Coursera Pilots On-Demand Student Engagement Features

Teacher leading discussion in small classroom
Image from ILSC Education Group, http://bit.ly/2iW4PJY, licensed under CC BY-NC-ND 2.0 (http://bit.ly/OJZNiI)

Coursera’s shift to an on-demand format dramatically changed how MOOCs are offered on their platform, including some notable changes in how instructors can engage their students in the course content. In a time-limited session format, instructors have been able to email students each week with details about upcoming material, focus discussion in the forums on the current topics, and offer external opportunities – like video chats to prepare for an exam – that matched the needs of the entire student cohort. All of this was possible because the instructor knew where students as a whole were positioned within their content.

In the newer on-demand course format, a student can start at any time and move through the material at their own speed. This offers each student a lot of flexibility but cuts down on the effectiveness of the instructor’s interactions with the cohort by impeding the options mentioned above. It also lessens the raw effectiveness of peer-to-peer interactions when all students in the course are spread across all course stages rather than experiencing the same content at the same time. There are simply fewer students watching a particular video or working on a particular assignment simultaneously.

Coursera’s New Approaches to Engaging Students

This reality has spurred Coursera to investigate potential ways to increase student engagement while retaining the flexibility of the on-demand format. Some of the current options being explored include curated email digests sharing quality student forum activity, a suggested schedule based on the starting date for each student, and live ‘office hours’ led by student volunteers with experience in the course.

Coursera email digest with forum links
Coursera email digest with forum links

The email digest would be a set of approximately five hyperlinks to threads in the discussion forums that exemplify the desired quality of discourse, and it aims to both demonstrate this quality to all active students and draw them into the shared threads.
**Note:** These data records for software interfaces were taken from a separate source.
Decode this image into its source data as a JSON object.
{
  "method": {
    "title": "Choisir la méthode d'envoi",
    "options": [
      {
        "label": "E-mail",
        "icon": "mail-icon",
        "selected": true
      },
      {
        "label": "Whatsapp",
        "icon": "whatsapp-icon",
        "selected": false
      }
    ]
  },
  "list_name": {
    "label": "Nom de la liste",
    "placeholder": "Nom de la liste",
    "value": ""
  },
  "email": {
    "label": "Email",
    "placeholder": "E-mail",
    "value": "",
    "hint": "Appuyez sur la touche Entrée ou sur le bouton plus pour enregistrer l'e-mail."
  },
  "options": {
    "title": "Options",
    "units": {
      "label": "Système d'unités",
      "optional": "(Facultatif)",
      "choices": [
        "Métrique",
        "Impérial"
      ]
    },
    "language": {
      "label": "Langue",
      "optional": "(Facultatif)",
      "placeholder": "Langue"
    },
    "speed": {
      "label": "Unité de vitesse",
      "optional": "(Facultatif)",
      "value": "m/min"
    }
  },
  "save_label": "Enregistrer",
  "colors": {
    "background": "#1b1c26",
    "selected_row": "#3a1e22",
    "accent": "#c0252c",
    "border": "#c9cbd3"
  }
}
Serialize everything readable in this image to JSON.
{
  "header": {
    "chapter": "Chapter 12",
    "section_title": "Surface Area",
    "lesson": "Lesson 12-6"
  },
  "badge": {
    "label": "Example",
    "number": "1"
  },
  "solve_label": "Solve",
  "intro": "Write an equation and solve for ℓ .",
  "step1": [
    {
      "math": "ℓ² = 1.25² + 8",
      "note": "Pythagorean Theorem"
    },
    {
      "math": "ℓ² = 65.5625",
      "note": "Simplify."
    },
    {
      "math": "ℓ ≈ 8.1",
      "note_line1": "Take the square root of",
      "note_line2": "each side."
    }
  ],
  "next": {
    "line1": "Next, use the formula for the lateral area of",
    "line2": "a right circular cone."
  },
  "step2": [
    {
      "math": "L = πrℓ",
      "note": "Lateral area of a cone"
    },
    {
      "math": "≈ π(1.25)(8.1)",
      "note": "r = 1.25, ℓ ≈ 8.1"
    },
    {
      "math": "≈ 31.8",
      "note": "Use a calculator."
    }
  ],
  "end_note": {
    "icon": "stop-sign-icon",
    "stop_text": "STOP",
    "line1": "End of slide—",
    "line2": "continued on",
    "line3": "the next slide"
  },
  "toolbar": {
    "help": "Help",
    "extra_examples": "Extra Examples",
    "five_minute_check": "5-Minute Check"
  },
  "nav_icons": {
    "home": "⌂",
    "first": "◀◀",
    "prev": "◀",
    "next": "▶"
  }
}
It will be interesting to see if the choice of curator for this feature affects the quality or frequency of digests.

The suggested schedule may replicate, in part, the temporal structure of the session-based courses, offering students guidance for completing the course and potentially giving gentle reminders when they fall off pace. However, the deadlines are suggestions only, with no actual effect on the student’s ability to access the course content and assessments. Also, the schedule does not address the need for gathering and connecting students who are working through the content at the same time; it is unique to each student and visible only to them.

Offering live, student-led office hours is probably Coursera’s most ambitious idea in this push for engagement. Coursera has relied heavily on the enthusiasm and volunteer work of their student participants already, drawing them into efforts for forum moderation, subtitle and course translations, and ever more often into roles as content mentors. Generally these mentors are drawn from students who have successfully completed the course and have ideally shown some interest in helping their fellow students in the forums. It is an open question how well this frequently excellent volunteer effort will transfer into effective leadership of live video events where the mentor may be asked to play the role of content expert in the absence of the instructor or a TA from the university partner.

More fundamental for Coursera’s support model is that it increases the impact of student volunteers on the success or failure of a course and the platform as a whole. If a course is unable to attract enough quality mentors early on, then there may be a cumulative detrimental effect on its future success, because there will be less support in the forums compared to related courses with better mentors. Some Coursera university partners are already cultivating their own communities of quality mentors and even designing specialized training for them. The willingness of the student community to volunteer a significant amount of time and effort has been one of the great discoveries in Coursera’s efforts to scale a quality learning experience for many courses, especially those where the instructor does not have large amounts of time or resources to spend on their MOOC. How far that willingness will extend in the future and what effect there may be in overburdening these student volunteers and relying on them to sustain hundreds of courses are significant questions for Coursera and their university partners as they move forward in this model of education.

Justin Johnsen

Author: Justin Johnsen

Justin supports Learning Innovation staff as they assist Duke faculty to develop massive open online courses (MOOCs). He maintains a deep knowledge of the features of the implemented platforms and can also offer suggestions on how to use online tools to achieve teaching goals. Justin is the primary technical liaison for Duke with the Coursera company, and he keeps up to date on the latest platform features and issues to share with our Learning Innovation staff and Duke faculty. He has previously worked closely on 'Introduction to Genetics and Evolution', 'Introduction to Astronomy', 'Medical Neuroscience', 'Understanding 9/11', 'Marine Megafauna | An Introduction to Marine Science and Conservation', and 'Tropical Parasitology' offered by Duke and Coursera.